Traci Williams ’AC
One could find the ABC’s of Smith College’s Black Students’ Alliance (BSA) on the Smith Social Network (SSN) easily. One would learn BSA is Smith’s first and oldest Unity Organization, founded in 1969, but would not learn that this founding occurred barely a year before Dr. Johnella Butler, Chair of African American Studies, and a group of African American students planned and executed the Bridge Welcome Program in 1970. This timeline is not coincidental.
Unsurprisingly, the SSN will inform, “the Black Students’ Alliance represents all Smith students who identify as Black,” but it does not inform that “Black” is not defined by the social construct of race in the Americas. The BSA Black is diasporic, crossing international borders to include students of Caribbean, African, Latino, Hispanic and US decent.
Despite the BSA’s declaration on the Social Network that it welcomes all Smith students to participate in its activities, invites all Smith students to become members, and represents all Smith students, those who identify as Black and those who do not — white, yellow, brown, or other — who consider themselves allies to Black students and all students of color, this organization has been perceived and accused by some as an “exclusive” unity organization. However, this is a mischaracterization. Careful attention and trust in the word “unity” would immediately render that myth void, untrue and without substance or merit.

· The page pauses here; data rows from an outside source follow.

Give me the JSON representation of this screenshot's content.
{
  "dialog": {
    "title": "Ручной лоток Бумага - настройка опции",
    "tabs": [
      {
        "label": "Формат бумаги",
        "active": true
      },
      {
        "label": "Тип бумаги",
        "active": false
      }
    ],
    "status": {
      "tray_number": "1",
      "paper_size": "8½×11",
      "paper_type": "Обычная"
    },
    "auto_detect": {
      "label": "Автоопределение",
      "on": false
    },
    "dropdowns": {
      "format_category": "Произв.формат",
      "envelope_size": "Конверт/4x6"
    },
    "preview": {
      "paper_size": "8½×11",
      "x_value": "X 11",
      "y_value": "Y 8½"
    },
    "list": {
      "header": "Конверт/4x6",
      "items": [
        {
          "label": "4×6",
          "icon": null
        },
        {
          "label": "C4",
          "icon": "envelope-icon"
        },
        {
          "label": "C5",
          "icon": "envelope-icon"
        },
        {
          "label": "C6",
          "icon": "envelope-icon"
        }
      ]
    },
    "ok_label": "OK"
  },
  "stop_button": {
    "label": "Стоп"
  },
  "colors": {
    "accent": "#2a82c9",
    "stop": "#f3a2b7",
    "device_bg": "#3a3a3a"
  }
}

Any Smith student who does not trust its institution’s description of BSA is welcome to visit the Mwangi Cultural Center, named for Dr. Florence N’gendo Mwangi, Class of 1961, and experience BSA members putting theory into practice.
At Mwangi, one will find humans, not only those who use she/her pronouns as the outdated Statement of Purpose on the Smith Social Network may hint with its use of “ladies,” one will find loving humans who’ve developed a “sistah-hood” (not to be confused with sisterhood) operating in and fulfilling the founding purposes of the Black Students’ Alliance: the promotion of all things Black including “cultural, social and political awareness within [and beyond the sidewalks of] the Smith College community.” One will find BSA members at work maintaining and strengthening established intra and “inter-collegiate bonds amongst the Black student organizations within the 5-college area.” And, on occasion, one may even find Mwangi empty, as BSA members are off-campus, serving and giving back to the community, meeting the people at their needs.
Lastly, the presence of Smith’s Black Students’ Alliance operates parallel to Doctors Without Borders (DWB), as the BSA’s energy, gifts and talents — all wrapped in a genuine love for the betterment of all people — are not confined to a gathering at Mwangi, a community outreach, or a party in the Carroll Room. (By the way, BSA thanks all who supported and attended its party this past Saturday.) No, like the DWB, the BSA love amongst its members cannot be contained.
If one looks, dismissing prejudice, preconceived notions and stereotypes, one will experience a transfer of that love as one crosses paths in the hallways, on the lawns, in the libraries, in the dining rooms, in the Campus Center and even in one’s house. Yes, if one is open-minded and open-hearted enough not to side-step or look down or away when encountering a Black student on this Smith campus or in the community, one could know the joy that comes with being in unity with the Black Students’ Alliance; the peace of having a space, a home away from home (sometimes better than home), where one is free to relax, to relate, and to release without fear of judgment; where one can simply (B)e (S)upported (A)lways in all ways. The spirit of Smith’s Black Students’ Alliance is in the air. All one has to do is breathe.